Bergen, Burlington, Camden and Monmouth counties appear to lead the pack when it comes to communities giving a green light for legal weed businesses — either medical or recreational sales or cultivation of cannabis—under updated state regulations.
At least 14 communities in Bergen and nearly a dozen in Burlington have opted to allow some form of regulated cannabis business, while eight communities each in Camden and Monmouth counties have opted in.
In Milltown, voters have the final say while casting ballots in November.
A fired worker is testing New Jersey’s state’s cannabis law by suing his former employer, alleging he was wrongfully terminated for marijuana use days after the state legalized the drug.
New Jersey’s top court ruled last year that employers cannot fire medical marijuana patients who use cannabis in their free time. The new marijuana legalization law will extend these protections to those 21 and older, but whether or not that provision applies to workers now has been debated.
A new marijuana dispensary has opened in Burlington County, as local governing bodies continue to discuss how recreational marijuana will be regulated within their jurisdictions.
Curaleaf has opened a dispensary in Edgewater Park, the company announced last week. With the new site, Curaleaf said it has tripled the company's cultivation capabilities to serve both the existing New Jersey medical market and the forthcoming adult-use market.
New Jersey’s statewide push to allow recreational cannabis for adults is meeting some resistance on the local level. Some towns have already chosen to ban cannabis companies, and others — hoping for more guidance from the Cannabis Regulatory Commission — must decide before the August 21 deadline.
In Edgewater Park, Burlington County the decision was to say yes to a Curaleaf medical marijuana dispensary; the grand opening was Friday.
Mount Laurel on Monday night moved toward opening parts of town to the cultivation, manufacture and retail sale of recreational marijuana.
Township Council members voted 5-0 to introduce an ordinance permitting the cannabis activities in commercial and industrial areas of town. A final vote on the ordinance is scheduled after a June 14 public hearing.
One challenge is the growing number of municipalities across the state that have enacted bans on the budding industry. According to NJ.com, dozens of cities and towns have preemptively blocked the sale of recreational cannabis within their borders.
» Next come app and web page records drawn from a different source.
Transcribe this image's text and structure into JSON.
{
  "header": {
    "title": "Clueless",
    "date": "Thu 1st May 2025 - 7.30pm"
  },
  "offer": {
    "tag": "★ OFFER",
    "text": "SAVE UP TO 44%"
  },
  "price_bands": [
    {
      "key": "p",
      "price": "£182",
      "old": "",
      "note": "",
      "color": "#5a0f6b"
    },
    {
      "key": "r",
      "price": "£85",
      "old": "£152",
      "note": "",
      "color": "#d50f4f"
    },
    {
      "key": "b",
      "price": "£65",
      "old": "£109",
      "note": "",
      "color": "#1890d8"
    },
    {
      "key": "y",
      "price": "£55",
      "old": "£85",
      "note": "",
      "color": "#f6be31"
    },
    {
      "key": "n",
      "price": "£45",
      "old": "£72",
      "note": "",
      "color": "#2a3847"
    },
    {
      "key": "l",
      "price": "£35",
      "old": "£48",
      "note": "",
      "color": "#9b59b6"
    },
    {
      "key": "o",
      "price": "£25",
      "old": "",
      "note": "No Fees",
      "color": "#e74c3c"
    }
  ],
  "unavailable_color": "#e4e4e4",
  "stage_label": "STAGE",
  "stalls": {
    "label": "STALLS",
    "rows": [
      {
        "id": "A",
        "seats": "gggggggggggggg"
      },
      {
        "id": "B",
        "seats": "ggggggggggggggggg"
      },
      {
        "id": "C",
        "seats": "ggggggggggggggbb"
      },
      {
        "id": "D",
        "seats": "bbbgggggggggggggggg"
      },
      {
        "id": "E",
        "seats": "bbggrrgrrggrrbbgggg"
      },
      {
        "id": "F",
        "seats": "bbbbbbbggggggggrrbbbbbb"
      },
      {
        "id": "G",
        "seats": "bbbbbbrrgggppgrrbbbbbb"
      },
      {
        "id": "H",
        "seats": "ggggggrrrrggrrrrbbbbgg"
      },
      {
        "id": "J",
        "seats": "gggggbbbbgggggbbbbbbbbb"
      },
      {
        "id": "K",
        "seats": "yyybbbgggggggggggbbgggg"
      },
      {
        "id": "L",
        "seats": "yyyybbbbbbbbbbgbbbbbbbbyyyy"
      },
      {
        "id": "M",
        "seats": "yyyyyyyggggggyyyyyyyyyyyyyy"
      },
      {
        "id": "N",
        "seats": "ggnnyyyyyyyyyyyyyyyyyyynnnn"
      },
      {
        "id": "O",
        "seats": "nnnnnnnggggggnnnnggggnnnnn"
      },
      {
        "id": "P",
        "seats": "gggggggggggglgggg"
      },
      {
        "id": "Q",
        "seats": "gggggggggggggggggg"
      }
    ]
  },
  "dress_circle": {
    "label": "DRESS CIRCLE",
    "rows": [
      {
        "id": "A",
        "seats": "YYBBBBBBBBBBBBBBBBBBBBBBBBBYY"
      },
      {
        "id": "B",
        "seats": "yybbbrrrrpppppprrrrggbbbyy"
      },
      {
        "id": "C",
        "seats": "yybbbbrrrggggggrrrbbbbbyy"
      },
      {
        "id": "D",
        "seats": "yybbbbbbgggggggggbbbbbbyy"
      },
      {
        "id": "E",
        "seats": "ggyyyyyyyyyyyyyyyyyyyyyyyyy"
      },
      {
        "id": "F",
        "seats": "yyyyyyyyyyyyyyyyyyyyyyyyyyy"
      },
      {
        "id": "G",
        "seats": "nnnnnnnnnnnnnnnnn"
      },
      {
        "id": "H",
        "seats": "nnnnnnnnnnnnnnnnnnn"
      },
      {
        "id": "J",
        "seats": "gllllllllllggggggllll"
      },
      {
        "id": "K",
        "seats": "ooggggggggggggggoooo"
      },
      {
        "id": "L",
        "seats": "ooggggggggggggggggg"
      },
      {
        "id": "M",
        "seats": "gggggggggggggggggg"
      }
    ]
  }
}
South Jersey municipalities that have passed bans include Bridgeton in Cumberland County, Lumberton in Burlington County, Manning Township and Upper Pittsgrove in Salem County, and Pleasantville and Somers Point in Atlantic County.
Researchers said seven counties saw more than 2,000 marijuana possession arrests in 2017: